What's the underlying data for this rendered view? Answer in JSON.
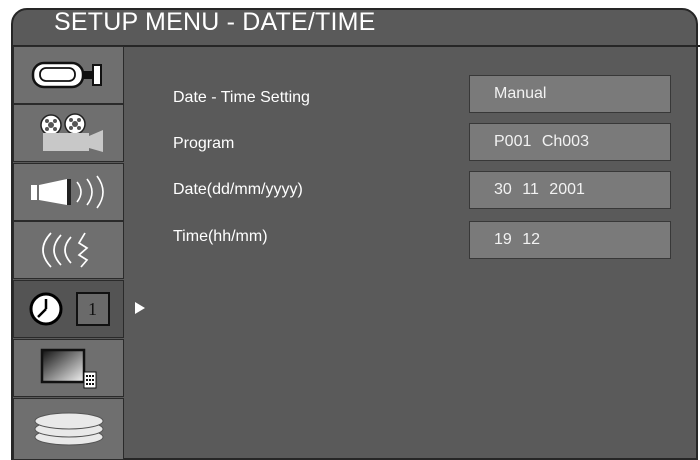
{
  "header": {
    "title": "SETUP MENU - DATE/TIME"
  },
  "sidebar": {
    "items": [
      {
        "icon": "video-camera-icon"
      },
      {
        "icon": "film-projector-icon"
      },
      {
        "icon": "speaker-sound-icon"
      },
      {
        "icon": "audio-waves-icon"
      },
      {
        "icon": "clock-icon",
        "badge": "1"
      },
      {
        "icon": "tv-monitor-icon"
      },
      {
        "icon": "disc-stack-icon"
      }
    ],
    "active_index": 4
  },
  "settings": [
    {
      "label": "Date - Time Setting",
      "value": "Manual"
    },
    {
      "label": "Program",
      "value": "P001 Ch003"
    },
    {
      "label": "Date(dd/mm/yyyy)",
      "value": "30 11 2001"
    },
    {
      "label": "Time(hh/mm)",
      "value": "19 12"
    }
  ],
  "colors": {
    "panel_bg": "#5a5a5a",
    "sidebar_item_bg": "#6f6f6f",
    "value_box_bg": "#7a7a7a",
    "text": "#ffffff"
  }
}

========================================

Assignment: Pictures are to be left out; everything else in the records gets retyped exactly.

Output below:
What's the underlying data for this rendered view? Answer in JSON.
{
  "header": {
    "title": "SETUP MENU - DATE/TIME"
  },
  "sidebar": {
    "items": [
      {
        "icon": "video-camera-icon"
      },
      {
        "icon": "film-projector-icon"
      },
      {
        "icon": "speaker-sound-icon"
      },
      {
        "icon": "audio-waves-icon"
      },
      {
        "icon": "clock-icon",
        "badge": "1"
      },
      {
        "icon": "tv-monitor-icon"
      },
      {
        "icon": "disc-stack-icon"
      }
    ],
    "active_index": 4
  },
  "settings": [
    {
      "label": "Date - Time Setting",
      "value": "Manual"
    },
    {
      "label": "Program",
      "value": "P001 Ch003"
    },
    {
      "label": "Date(dd/mm/yyyy)",
      "value": "30 11 2001"
    },
    {
      "label": "Time(hh/mm)",
      "value": "19 12"
    }
  ],
  "colors": {
    "panel_bg": "#5a5a5a",
    "sidebar_item_bg": "#6f6f6f",
    "value_box_bg": "#7a7a7a",
    "text": "#ffffff"
  }
}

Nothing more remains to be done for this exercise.